Here's Why Most Planes Avoid Flying Over The Pacific Ocean

Hands up if you're one of those travelers whose idea of in-flight entertainment is watching your plane on the flight tracker instead of catching up on all the movies you missed last year. If that's you (us too!) then you probably have noticed that most flight routes aren't a direct line from point A to B. This is mostly because the curvature of the Earth makes it so that flying in a curved route is actually much faster than flying in a straight path to the destination. However, there are actually lots of reasons that flight paths might be routed in a certain path or direction, especially if you are flying over the Pacific Ocean.

If you look at our planet as a sphere it quickly becomes obvious just how massive the Pacific Ocean really is. There's a reason why Apollo 17 astronauts called the Earth a blue marble and not a brownish-green one and that's because the Pacific Ocean basically claims about half of the real estate on the planet. While distance is certainly a factor since it requires a lot of fuel to get across this great blue expanse (per Sheffield School of Aeronautics), the reasons go even deeper than that.

Time, money, and safety

It's been established that the Pacific Ocean is big ... really big. And with greater distances come greater costs since the plane needs more fuel. Executive Flyers writes that while you could just charge passengers more to fly that distance, this may lead to lots of unhappy customers and airlines losing out on sales. Not to mention that the less time spent in the air the better the experience is for passengers.

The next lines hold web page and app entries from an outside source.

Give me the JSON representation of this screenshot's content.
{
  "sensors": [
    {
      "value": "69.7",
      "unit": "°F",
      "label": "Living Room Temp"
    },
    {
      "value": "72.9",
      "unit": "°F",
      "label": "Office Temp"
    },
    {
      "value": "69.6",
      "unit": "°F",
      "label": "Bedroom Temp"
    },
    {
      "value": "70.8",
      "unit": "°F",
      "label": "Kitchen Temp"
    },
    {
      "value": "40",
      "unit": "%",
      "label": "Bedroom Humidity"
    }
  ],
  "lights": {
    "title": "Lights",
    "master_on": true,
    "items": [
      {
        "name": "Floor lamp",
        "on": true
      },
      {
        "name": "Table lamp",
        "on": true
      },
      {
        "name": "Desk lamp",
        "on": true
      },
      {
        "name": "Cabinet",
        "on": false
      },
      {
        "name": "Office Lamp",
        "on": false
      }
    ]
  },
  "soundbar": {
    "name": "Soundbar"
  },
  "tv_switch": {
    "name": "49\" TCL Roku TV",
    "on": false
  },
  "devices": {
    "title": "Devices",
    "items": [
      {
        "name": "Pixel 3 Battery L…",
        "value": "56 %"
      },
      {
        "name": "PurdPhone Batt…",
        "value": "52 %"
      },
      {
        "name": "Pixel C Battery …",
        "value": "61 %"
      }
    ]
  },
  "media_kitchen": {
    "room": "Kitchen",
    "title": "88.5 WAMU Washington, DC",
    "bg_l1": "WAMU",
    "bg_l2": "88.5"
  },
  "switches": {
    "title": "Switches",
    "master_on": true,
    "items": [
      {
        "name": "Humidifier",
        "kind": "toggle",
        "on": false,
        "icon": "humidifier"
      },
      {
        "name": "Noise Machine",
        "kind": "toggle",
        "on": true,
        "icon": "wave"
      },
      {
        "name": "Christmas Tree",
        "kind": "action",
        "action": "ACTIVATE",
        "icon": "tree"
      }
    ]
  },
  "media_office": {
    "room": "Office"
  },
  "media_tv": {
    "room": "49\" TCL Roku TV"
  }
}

Bitlux explains that further to the cost considerations, airlines must also consider the safety factor. Longer flights carry with them a risk that if a person on board experiences a medical emergency there may not be a safe place to divert to in time to get them assistance. And in the extremely unlikely event a plane were to crash land in the Pacific Ocean, there is probably no worse place for that to happen. The chances of passengers surviving and then being found in such a vast area are not very high.

Weather and jet streams

Further to the safety concerns, weather over the Pacific Ocean is actually quite unpredictable (per Executive Flyers). There are many thunderstorms that occur over the ocean which can lead to turbulence. While planes are very much capable of flying through unexpected thunderstorms, the Points Guy writes that safety is always the first priority and taking risks is not the MO for most air traffic control. So, this is yet another reason why most routes avoid flying over the Pacific since it can be a sort of wild west of weather.

Additionally, Bitlux writes that jet streams are a significant factor in flight planning since they are key in lowering fuel costs and time spent in the air. SciJinks writes that jet streams are strong winds that blow from the west to the east all around the planet and form when warm air masses meet with cold air. Airplanes can fly in these streams and get a boost when flying in the same direction as the stream! However, if a plane is flying against the jet stream the flight will take longer and this delay is even more pronounced when flying over the Pacific. 

Due to all of these reasons, the Sheffield School of Aeronautics writes that the only flights that regularly fly directly across the Pacific Ocean are westbound flights from the west coast of the United States to Australia — and these flights can be up to 14 hours long.